The last time Tampa Bay Buccaneers RB Doug Martin took a hit of any kind was last Oct. 20 in Atlanta, where his left labrum came apart after he fell awkwardly to the ground trying to catch a short pass from QB Mike Glennon.
Thoughts of that moment were running through Martin’s mind before he took the field for the first day of padded workouts under new coach Lovie Smith at One Buc Place on Sunday.
Those thoughts, though, didn’t leave the 2012 Pro Bowler even one bit hesitant.
“No, I wasn’t nervous at all about it,’’ Martin said later. “I’ve kind of been testing it out, punching bags and really putting my shoulder into it, so I wasn’t worried about it at all.
“I was actually happy to get back out there and be back in pads. It’s been a while for me. And right now the shoulder feels really good. It really does. First day in pads, it’s still intact, so I’m good to go.”
The same could not necessarily be said for the rest of the Bucs offense. That unit was often dominated by the defense on the first day in pads and when it wasn’t being dominated, it was playing sloppy football.
QB Josh McCown had his second throw of the day in 11-on-11 work intercepted by MLB Mason Foster and the ball wound up on the ground far more often than Smith would like to see, mostly the result of dropped passes.
“Actually, the last couple of days we’ve had some balls on the ground,’’ Smith said. “Of course, we can’t do that. Offensively we are doing some things (well), but we’re a work in progress still.’’
The Bucs made it through their first padded workout relatively unscathed. Though LG Jamon Meredith left practice early with what O-line coach described as cramps, the Bucs avoided any serious injuries.
The only notable injury so far was suffered Saturday by CB Rashaan Melvin, who tweaked his left ankle during a pass coverage drill. He spent Sunday’s workout watching from the sidelines with his left foot in a protective boot.
“We have a couple dings but nothing to really concern ourselves about,’’ Smith said. “Our numbers are pretty good right now so there’s nothing that really concerns us.’’
My left foot
An NFL rule prohibiting rookies from joining their new team until after final exams are completed for the spring semester wasn’t the only thing that kept TE Austin Seferian-Jenkins off the field this offseason.

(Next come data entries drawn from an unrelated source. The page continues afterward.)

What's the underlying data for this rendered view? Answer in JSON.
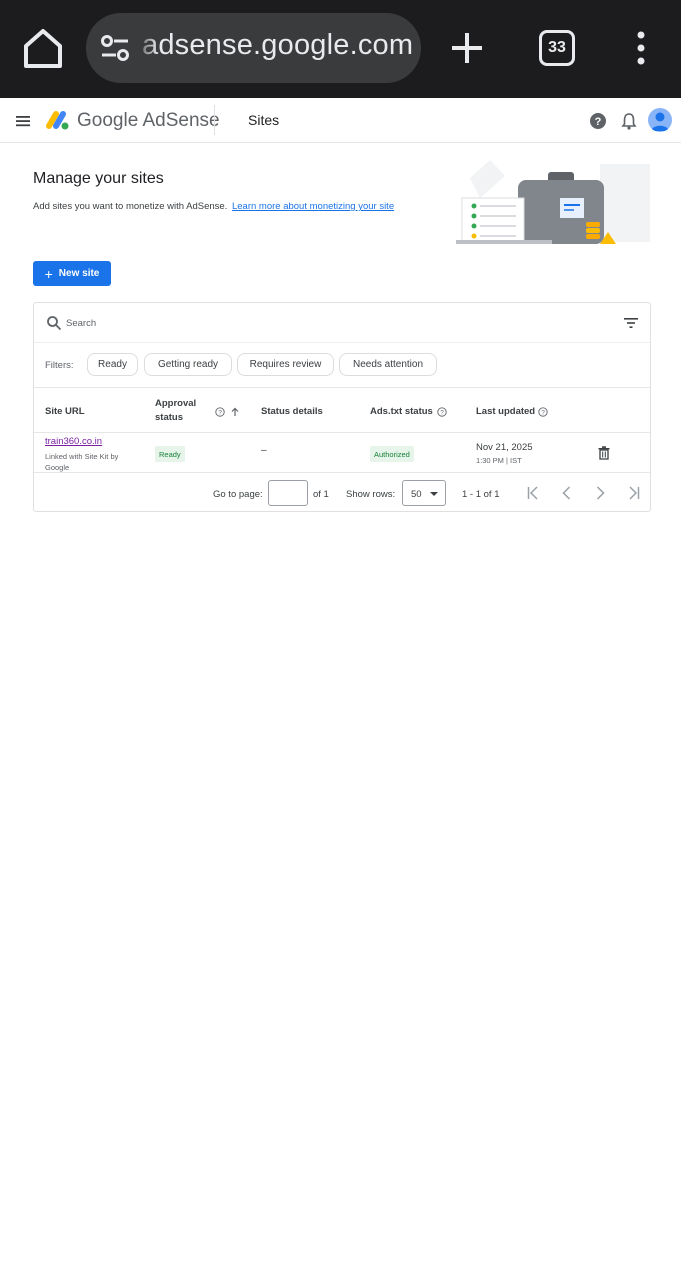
{
  "browser": {
    "url": "adsense.google.com",
    "tab_count": "33"
  },
  "header": {
    "brand": "Google AdSense",
    "section": "Sites"
  },
  "hero": {
    "title": "Manage your sites",
    "subtitle": "Add sites you want to monetize with AdSense.",
    "learn_link": "Learn more about monetizing your site"
  },
  "actions": {
    "new_site": "New site"
  },
  "search": {
    "placeholder": "Search"
  },
  "filters": {
    "label": "Filters:",
    "chips": [
      "Ready",
      "Getting ready",
      "Requires review",
      "Needs attention"
    ]
  },
  "table": {
    "columns": {
      "site_url": "Site URL",
      "approval": "Approval status",
      "status_details": "Status details",
      "ads_txt": "Ads.txt status",
      "last_updated": "Last updated"
    },
    "rows": [
      {
        "site": "train360.co.in",
        "note": "Linked with Site Kit by Google",
        "approval": "Ready",
        "details": "–",
        "ads_txt": "Authorized",
        "date": "Nov 21, 2025",
        "time": "1:30 PM | IST"
      }
    ]
  },
  "pagination": {
    "go_to_label": "Go to page:",
    "page_value": "",
    "of_pages": "of 1",
    "show_rows_label": "Show rows:",
    "rows_value": "50",
    "range": "1 - 1 of 1"
  },
  "colors": {
    "accent": "#1a73e8",
    "status_green": "#188038",
    "status_bg": "#e6f4ea",
    "link_visited": "#7b1fa2"
  },
  "icons": [
    "home-icon",
    "site-settings-icon",
    "plus-icon",
    "tab-switcher-icon",
    "more-vert-icon",
    "menu-icon",
    "adsense-logo-icon",
    "help-icon",
    "notifications-icon",
    "account-icon",
    "search-icon",
    "filter-icon",
    "trash-icon",
    "first-page-icon",
    "prev-page-icon",
    "next-page-icon",
    "last-page-icon"
  ]
}
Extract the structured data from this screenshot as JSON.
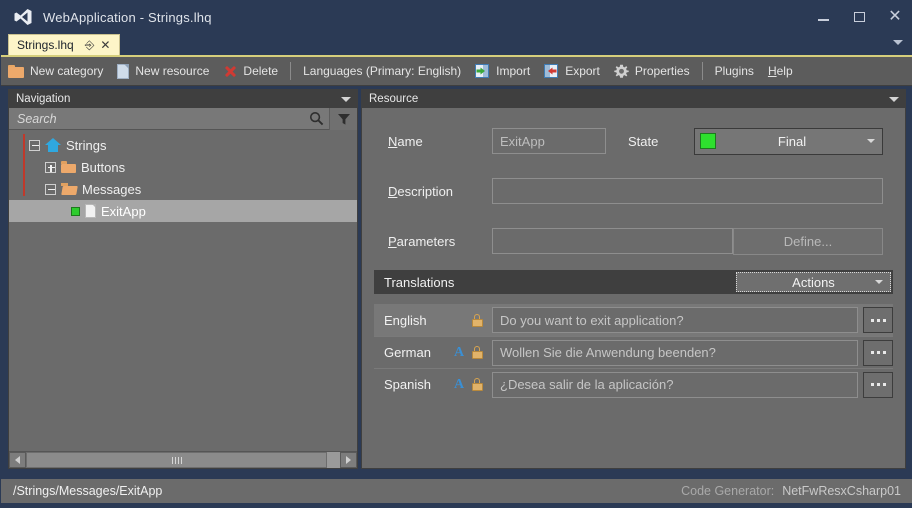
{
  "window": {
    "title": "WebApplication - Strings.lhq",
    "logo_icon": "visual-studio-logo-icon",
    "controls": {
      "minimize": "minimize-icon",
      "maximize": "maximize-icon",
      "close": "close-icon"
    }
  },
  "tabs": {
    "active": "Strings.lhq",
    "pin_icon": "pin-icon",
    "close_icon": "close-icon",
    "overflow_icon": "chevron-down-icon"
  },
  "toolbar": {
    "items": [
      {
        "label": "New category",
        "icon": "folder-icon"
      },
      {
        "label": "New resource",
        "icon": "document-icon"
      },
      {
        "label": "Delete",
        "icon": "red-x-icon"
      },
      {
        "label": "Languages (Primary: English)",
        "icon": ""
      },
      {
        "label": "Import",
        "icon": "import-icon"
      },
      {
        "label": "Export",
        "icon": "export-icon"
      },
      {
        "label": "Properties",
        "icon": "gear-icon"
      },
      {
        "label": "Plugins",
        "icon": ""
      },
      {
        "label": "Help",
        "icon": ""
      }
    ]
  },
  "navigation": {
    "header": "Navigation",
    "collapse_icon": "chevron-down-icon",
    "search": {
      "placeholder": "Search",
      "value": "",
      "search_icon": "search-icon",
      "filter_icon": "filter-icon"
    },
    "tree": [
      {
        "label": "Strings",
        "icon": "home-icon",
        "expander": "minus",
        "depth": 0,
        "selected": false
      },
      {
        "label": "Buttons",
        "icon": "folder-icon",
        "expander": "plus",
        "depth": 1,
        "selected": false
      },
      {
        "label": "Messages",
        "icon": "folder-open-icon",
        "expander": "minus",
        "depth": 1,
        "selected": false
      },
      {
        "label": "ExitApp",
        "icon": "document-icon",
        "expander": "none",
        "depth": 2,
        "selected": true,
        "status": "final"
      }
    ],
    "scrollbar": {
      "left_icon": "arrow-left-icon",
      "right_icon": "arrow-right-icon",
      "grip_icon": "grip-icon"
    }
  },
  "resource": {
    "header": "Resource",
    "collapse_icon": "chevron-down-icon",
    "fields": {
      "name_label": "Name",
      "name_value": "ExitApp",
      "state_label": "State",
      "state_value": "Final",
      "state_color": "#2ee02e",
      "description_label": "Description",
      "description_value": "",
      "parameters_label": "Parameters",
      "parameters_value": "",
      "define_label": "Define..."
    },
    "translations": {
      "title": "Translations",
      "actions_label": "Actions",
      "rows": [
        {
          "language": "English",
          "text": "Do you want to exit application?",
          "auto_icon": false,
          "lock_icon": true,
          "more_icon": "ellipsis-icon",
          "highlight": true
        },
        {
          "language": "German",
          "text": "Wollen Sie die Anwendung beenden?",
          "auto_icon": true,
          "lock_icon": true,
          "more_icon": "ellipsis-icon",
          "highlight": false
        },
        {
          "language": "Spanish",
          "text": "¿Desea salir de la aplicación?",
          "auto_icon": true,
          "lock_icon": true,
          "more_icon": "ellipsis-icon",
          "highlight": false
        }
      ]
    }
  },
  "statusbar": {
    "path": "/Strings/Messages/ExitApp",
    "codegen_label": "Code Generator:",
    "codegen_value": "NetFwResxCsharp01"
  },
  "colors": {
    "window_chrome": "#2b3a55",
    "panel_bg": "#6b6b6b",
    "toolbar_bg": "#5c5c5c",
    "header_bg": "#3f3f3f",
    "tab_active": "#fdf5c8",
    "accent_green": "#2ee02e",
    "accent_orange": "#eda96b",
    "accent_blue": "#2fa8e0",
    "accent_red": "#d03a33"
  }
}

Even if Seferian-Jenkins, the Bucs’ second-round pick out of Washington, had joined the team in time for offseason practice, a surgically repaired left foot still would have kept him off the field.
The two issues have combined to put Jenkins far behind the rest of his teammates in his attempt to learn the playbook and reach the conditioning level he needs to play at a high level.
He is quickly making up on the ground he lost, though, especially on the field itself, where the pain he was once experiencing as a result of the stress fracture in his left foot has all but disappeared.
“Oh, it feels so good right now,’’ Seferian-Jenkins said. “When I was running out there during the season last year I could kind of feel my foot and I was always kind of thinking about it.
“But now it’s refreshing to be able to run around. I get a little tired because I haven’t been able to run around like that for a while. But it feels really good and I thank God for that because I haven’t felt like that in a long time.’’